■ **Your assignment**
Below are entries; work out how many of their lines include the string "object", and reply with the number only.

##### Data records

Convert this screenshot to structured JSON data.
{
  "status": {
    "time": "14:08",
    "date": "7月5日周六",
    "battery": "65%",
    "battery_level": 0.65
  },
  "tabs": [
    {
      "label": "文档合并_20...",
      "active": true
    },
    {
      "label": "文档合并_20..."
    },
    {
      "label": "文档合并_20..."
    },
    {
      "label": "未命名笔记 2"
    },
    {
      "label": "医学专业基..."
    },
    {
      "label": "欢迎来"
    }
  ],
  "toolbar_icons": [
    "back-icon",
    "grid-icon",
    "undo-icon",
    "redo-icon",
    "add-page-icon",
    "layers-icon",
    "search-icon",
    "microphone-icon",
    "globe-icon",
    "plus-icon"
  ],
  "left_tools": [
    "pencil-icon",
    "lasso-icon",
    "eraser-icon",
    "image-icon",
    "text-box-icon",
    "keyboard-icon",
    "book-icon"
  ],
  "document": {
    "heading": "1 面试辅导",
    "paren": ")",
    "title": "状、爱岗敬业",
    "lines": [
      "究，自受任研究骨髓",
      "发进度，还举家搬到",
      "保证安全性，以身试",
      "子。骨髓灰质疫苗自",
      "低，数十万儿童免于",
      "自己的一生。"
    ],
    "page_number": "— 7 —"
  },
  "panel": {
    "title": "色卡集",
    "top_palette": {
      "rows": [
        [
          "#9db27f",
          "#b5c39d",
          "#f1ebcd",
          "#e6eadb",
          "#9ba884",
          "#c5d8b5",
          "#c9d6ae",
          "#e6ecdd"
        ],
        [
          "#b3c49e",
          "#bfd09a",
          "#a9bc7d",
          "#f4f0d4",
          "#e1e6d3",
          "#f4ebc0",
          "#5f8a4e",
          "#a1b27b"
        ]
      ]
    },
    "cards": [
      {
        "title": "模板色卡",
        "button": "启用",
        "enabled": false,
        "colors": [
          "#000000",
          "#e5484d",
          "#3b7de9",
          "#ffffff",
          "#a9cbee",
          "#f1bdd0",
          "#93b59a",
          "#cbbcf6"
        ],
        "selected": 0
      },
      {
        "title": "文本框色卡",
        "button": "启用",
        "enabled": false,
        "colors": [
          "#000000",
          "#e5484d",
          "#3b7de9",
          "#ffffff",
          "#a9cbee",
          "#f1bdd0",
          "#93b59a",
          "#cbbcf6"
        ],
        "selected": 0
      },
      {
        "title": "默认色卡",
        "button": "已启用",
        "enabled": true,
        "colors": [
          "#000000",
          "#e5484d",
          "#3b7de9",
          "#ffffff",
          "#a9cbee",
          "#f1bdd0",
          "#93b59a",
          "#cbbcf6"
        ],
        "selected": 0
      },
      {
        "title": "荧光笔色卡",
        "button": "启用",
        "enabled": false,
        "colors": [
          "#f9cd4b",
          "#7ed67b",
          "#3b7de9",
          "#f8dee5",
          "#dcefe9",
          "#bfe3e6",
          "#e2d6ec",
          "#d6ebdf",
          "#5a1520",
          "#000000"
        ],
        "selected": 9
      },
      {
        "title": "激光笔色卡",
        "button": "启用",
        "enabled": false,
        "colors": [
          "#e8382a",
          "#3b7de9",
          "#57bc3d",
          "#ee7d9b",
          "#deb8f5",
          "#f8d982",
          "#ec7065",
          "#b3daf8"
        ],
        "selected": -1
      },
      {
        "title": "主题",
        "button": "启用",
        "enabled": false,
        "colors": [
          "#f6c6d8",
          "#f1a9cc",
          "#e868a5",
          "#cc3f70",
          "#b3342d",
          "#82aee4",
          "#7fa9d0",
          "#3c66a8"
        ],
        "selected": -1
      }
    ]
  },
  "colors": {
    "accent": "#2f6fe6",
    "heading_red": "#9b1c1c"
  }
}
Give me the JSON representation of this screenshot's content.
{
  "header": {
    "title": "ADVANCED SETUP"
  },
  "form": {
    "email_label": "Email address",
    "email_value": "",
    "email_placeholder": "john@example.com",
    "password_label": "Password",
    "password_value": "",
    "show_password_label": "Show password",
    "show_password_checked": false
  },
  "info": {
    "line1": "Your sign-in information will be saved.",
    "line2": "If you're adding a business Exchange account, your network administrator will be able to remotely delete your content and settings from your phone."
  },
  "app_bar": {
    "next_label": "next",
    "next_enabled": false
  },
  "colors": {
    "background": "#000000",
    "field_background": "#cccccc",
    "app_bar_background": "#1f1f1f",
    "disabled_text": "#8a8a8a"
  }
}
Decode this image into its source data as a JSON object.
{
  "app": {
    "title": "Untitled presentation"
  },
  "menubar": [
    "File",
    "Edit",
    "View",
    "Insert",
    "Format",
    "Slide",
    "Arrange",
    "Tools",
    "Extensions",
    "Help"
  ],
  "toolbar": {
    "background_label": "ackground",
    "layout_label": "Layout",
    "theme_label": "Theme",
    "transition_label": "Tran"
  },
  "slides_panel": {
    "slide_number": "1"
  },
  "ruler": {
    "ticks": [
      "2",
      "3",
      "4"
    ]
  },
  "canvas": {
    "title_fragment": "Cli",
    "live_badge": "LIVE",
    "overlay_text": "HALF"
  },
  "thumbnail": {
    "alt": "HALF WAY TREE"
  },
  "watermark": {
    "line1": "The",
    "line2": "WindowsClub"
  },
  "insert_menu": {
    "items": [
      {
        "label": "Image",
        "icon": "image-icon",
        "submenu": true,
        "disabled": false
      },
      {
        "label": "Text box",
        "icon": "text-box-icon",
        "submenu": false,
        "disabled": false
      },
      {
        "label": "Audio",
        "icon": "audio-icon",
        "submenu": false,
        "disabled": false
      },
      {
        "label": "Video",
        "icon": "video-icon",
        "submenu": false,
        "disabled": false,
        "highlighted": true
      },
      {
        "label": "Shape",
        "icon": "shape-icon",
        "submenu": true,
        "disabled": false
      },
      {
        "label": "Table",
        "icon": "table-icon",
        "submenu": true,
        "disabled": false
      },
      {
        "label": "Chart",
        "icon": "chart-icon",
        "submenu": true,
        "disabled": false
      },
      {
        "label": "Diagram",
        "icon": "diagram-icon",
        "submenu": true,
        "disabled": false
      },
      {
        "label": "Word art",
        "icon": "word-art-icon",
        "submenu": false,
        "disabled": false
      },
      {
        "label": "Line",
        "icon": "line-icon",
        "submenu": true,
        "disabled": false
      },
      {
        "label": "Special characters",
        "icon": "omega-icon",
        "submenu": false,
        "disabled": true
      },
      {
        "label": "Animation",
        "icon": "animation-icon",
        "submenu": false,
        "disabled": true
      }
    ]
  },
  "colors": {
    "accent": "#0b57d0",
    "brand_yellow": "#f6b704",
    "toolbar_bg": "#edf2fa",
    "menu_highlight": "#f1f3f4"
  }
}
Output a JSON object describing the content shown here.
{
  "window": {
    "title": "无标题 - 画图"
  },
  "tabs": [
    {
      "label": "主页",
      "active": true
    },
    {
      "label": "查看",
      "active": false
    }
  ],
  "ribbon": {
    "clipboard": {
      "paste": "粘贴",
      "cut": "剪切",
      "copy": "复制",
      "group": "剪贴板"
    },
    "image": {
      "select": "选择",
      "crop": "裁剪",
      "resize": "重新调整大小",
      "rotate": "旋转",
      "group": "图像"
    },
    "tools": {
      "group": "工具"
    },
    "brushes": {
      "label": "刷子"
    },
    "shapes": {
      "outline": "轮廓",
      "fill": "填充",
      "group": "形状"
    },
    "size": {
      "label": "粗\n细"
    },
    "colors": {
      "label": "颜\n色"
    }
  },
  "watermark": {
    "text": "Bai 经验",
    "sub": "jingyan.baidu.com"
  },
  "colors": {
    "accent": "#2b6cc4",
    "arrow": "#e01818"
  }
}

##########

■ **Completed task**
2